Our journey through time carries us into the medieval era, where manuscripts transformed into illuminated chronicles adorned with miniature illustrations. In this second part of our series, we explore the captivating world of miniatures within medieval manuscripts and beyond. Across different corners of the globe, artistry met storytelling, giving rise to visual narratives that transcended words.
From Physical to Parchment: Shifting Mediums in Miniature Artistry
This era marked a shift from physical three-dimensional miniatures to their two-dimensional counterparts on parchment. While ancient miniatures were tangible and held in hand, medieval miniatures danced across pages, allowing for a different kind of storytelling. The transition from the tactile to the visual opened new doors of interpretation and accessibility.
Miniatures in Storytelling: A Glimpse into Another World
Within the vellum pages of medieval manuscripts, miniatures emerged as windows to alternate realities. These petite masterpieces often illustrated religious texts, bringing to life the tales of saints, biblical episodes, and miracles. In rich, vivid colors and intricate details, miniatures conveyed emotion, drama, and devotion. They transcended decoration, becoming visual narratives that illuminated the text.
Islamic Miniatures: Splendors of the Islamic Golden Age
In parallel with European miniatures, the Islamic world witnessed its own renaissance of miniature artistry during the Islamic Golden Age (8th to 13th centuries). Persian miniatures, in particular, are renowned for their intricate details and vibrant colors. They often depicted scenes from Persian literature, historical events, and religious texts. These miniatures not only served as visual embellishments but also conveyed deep spiritual and cultural significance.
Indian Miniature Painting: A World of Delicacy and Color
India, too, had a rich tradition of miniature painting during the medieval era. Miniature paintings were used to illustrate religious texts, epics, and courtly scenes. Known for their delicacy and beautiful colors, Indian miniatures transported viewers with depictions of gods and goddesses as well as scenes of everyday life. Not only did they help to tell evocative stories, they were windows into the soul of a diverse and culturally rich land.
East Asian Miniatures: Japan and Korea’s Artistic Expressions
In East Asia, countries like Japan and Korea also had their own traditions of miniature art. Japanese miniature art included the famous netsuke, as mentioned earlier, as well as miniature landscapes and paintings. These miniatures often celebrated nature, mythology, and the daily life of the Japanese people. Korea, during the Joseon Dynasty, produced miniature paintings that captured courtly scenes, landscapes, and the aesthetics of Confucianism.

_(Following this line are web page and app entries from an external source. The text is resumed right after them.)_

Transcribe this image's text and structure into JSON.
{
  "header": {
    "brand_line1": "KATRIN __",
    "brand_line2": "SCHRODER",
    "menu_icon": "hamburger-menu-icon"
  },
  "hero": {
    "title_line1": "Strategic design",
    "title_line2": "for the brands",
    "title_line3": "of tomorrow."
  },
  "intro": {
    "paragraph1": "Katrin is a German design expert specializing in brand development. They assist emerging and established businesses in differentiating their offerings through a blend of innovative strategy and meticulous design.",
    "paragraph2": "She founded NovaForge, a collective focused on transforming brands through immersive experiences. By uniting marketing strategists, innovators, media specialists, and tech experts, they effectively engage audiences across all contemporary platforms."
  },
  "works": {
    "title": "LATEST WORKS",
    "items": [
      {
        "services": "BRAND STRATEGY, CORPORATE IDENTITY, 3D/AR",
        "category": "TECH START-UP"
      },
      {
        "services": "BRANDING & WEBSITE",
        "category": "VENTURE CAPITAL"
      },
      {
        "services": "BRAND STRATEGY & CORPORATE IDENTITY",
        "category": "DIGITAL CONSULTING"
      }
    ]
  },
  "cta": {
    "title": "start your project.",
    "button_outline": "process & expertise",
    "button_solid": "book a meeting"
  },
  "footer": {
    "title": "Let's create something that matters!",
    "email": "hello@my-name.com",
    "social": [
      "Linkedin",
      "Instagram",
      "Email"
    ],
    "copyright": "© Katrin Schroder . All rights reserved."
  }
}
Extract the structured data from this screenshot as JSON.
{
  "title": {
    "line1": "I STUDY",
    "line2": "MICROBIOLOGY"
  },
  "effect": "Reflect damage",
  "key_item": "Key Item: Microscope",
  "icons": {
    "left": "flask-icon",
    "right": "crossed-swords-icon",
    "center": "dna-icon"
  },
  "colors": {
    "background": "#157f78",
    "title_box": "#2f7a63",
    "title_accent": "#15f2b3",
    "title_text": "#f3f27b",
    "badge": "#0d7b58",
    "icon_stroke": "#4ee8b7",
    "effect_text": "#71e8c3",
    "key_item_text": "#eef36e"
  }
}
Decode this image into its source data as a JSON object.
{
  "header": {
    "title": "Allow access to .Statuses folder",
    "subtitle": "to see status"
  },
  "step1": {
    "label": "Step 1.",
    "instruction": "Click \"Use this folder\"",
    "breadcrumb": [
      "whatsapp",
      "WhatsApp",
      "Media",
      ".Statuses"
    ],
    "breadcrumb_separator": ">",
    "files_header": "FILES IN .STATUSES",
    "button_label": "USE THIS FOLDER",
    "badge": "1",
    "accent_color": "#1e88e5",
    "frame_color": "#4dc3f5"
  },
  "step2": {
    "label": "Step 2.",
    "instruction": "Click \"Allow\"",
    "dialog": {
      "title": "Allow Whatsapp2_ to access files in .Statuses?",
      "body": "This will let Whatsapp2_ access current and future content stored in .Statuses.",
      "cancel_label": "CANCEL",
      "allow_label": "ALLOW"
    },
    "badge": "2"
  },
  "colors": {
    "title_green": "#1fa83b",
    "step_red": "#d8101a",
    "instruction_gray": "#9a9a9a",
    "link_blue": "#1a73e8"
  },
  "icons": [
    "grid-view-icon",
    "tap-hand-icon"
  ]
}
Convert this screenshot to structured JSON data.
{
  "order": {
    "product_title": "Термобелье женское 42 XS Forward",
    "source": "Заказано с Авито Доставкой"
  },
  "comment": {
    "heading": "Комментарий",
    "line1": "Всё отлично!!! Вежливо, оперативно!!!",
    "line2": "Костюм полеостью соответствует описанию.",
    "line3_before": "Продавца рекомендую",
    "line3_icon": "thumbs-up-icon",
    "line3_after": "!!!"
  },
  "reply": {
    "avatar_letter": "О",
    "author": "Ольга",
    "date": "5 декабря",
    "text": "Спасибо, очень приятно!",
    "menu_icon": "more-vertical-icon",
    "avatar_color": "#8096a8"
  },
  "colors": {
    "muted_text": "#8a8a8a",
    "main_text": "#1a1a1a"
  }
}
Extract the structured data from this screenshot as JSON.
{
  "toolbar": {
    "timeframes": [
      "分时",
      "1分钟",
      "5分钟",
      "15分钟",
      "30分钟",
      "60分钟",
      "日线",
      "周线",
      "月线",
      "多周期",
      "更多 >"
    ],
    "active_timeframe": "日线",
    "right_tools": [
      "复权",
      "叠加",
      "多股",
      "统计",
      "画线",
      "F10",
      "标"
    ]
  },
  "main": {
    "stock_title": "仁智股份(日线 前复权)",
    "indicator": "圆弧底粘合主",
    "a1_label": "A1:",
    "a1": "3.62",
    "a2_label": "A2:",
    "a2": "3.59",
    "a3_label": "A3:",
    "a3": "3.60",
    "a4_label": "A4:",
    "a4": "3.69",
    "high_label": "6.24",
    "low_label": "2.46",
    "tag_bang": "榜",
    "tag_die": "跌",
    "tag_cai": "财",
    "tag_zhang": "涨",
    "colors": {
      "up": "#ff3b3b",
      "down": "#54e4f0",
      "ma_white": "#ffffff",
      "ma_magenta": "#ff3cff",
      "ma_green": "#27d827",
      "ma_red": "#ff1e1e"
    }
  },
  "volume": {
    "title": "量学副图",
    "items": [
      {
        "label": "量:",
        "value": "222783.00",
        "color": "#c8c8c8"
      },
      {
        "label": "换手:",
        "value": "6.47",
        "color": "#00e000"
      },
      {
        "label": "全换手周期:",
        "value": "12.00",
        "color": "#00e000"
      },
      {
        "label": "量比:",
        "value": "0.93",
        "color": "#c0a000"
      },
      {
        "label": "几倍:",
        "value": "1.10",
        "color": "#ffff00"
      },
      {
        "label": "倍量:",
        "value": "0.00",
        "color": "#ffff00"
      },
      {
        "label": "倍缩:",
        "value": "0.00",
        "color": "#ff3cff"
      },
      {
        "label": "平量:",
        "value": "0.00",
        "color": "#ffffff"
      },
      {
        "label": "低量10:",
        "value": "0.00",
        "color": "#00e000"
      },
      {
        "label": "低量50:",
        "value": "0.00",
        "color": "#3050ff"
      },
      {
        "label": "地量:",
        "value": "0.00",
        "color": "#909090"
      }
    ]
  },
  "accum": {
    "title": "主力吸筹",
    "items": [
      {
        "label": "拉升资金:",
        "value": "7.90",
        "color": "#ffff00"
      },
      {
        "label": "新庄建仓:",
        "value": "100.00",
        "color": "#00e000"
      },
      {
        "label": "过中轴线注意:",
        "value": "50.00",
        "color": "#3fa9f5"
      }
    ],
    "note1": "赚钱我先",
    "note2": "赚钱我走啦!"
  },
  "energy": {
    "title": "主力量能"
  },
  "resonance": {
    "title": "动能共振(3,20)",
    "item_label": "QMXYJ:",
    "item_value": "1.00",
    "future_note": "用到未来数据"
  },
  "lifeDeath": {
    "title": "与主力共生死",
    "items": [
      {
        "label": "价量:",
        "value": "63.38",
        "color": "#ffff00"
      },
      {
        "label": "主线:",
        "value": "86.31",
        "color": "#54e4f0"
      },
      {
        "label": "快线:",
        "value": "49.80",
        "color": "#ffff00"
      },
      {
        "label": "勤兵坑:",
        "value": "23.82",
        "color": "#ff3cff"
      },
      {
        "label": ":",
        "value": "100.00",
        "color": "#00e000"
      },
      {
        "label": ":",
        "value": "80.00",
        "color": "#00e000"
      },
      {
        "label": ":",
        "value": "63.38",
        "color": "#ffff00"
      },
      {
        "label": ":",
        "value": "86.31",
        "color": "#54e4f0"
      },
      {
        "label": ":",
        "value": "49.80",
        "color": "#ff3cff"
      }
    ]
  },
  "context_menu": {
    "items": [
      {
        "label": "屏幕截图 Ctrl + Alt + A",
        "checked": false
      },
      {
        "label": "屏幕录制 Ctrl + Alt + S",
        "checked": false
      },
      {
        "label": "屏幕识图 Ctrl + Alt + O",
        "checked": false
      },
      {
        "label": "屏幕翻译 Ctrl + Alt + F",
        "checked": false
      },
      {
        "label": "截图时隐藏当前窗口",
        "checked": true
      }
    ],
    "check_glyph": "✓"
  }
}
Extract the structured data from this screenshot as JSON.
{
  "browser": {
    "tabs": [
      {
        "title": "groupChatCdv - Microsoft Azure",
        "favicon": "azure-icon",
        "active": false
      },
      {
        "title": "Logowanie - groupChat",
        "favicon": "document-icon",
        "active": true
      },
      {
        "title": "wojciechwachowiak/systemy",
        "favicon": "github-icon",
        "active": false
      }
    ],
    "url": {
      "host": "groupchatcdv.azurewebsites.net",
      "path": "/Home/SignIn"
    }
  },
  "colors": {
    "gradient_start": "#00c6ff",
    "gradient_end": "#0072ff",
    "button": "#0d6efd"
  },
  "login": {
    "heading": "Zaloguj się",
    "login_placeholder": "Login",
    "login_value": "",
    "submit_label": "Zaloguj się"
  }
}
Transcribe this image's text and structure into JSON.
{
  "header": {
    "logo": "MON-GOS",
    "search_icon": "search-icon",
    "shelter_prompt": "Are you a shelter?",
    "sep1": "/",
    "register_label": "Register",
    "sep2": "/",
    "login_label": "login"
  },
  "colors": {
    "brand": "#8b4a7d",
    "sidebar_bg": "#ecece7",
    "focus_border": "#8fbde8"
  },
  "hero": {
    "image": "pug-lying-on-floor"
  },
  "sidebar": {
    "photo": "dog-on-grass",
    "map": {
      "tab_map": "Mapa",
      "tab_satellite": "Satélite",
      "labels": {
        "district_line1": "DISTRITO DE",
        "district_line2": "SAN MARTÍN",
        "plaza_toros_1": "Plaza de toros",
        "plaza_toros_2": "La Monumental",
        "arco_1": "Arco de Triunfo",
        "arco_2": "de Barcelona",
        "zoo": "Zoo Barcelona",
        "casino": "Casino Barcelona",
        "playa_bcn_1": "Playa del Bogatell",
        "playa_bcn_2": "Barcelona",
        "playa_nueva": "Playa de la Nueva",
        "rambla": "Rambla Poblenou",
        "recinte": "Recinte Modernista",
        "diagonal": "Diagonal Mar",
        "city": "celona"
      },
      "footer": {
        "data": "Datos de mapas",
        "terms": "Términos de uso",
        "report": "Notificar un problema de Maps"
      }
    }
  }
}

African Miniature Art: Expressions of Identity
In various parts of Africa, miniature art was crafted for cultural and religious purposes. The Yoruba people of Nigeria, for instance, created miniature sculptures and figures, each laden with cultural and spiritual significance. These miniatures were expressions of identity, connecting individuals with their heritage and beliefs.
Pre-Columbian Miniatures: Ancient Americas’ Small-Scale Marvels
Before the arrival of European colonizers, the Americas were home to vibrant cultures with their own miniature art traditions. The Maya, for example, crafted miniature sculptures and pottery that depicted deities, animals, and scenes from daily life. These miniatures provided insights into the rich tapestry of pre-Columbian civilizations.
The Medieval Miniature Artist: Crafters of Miniature Worlds
Across these diverse cultures, the artists behind these miniatures, often nameless, were the unsung heroes of storytelling. Their palettes bore pigments crafted from minerals, organic materials, and sometimes even precious stones. Their brushes possessed the precision to create intricate scenes on a seemingly impossible scale. Each one served as a conduit through which stories were vividly brought to life.
Unveiling More than Words: Miniatures in Medieval Manuscripts and Beyond
Medieval manuscripts were not just books; they were gateways to a realm where words and images danced in harmony. Miniatures, with their ability to capture the imagination, allowed the largely illiterate audiences to access the narratives. They served as tools for meditation, devotion, and education, transcending language barriers and enriching the spiritual and intellectual lives of those fortunate enough to view them.
In the heart of the medieval era and beyond, miniatures within manuscripts and across diverse cultures wove a mesmerizing tapestry of art and narrative. As we continue our journey, we’ll explore how these small but powerful creations continued to shape human history and creativity. Join us in the next installment, where we enter the Renaissance period, an age of enlightenment and artistic innovation.
Part 1: The Early Beginnings: Miniatures in Ancient Civilizations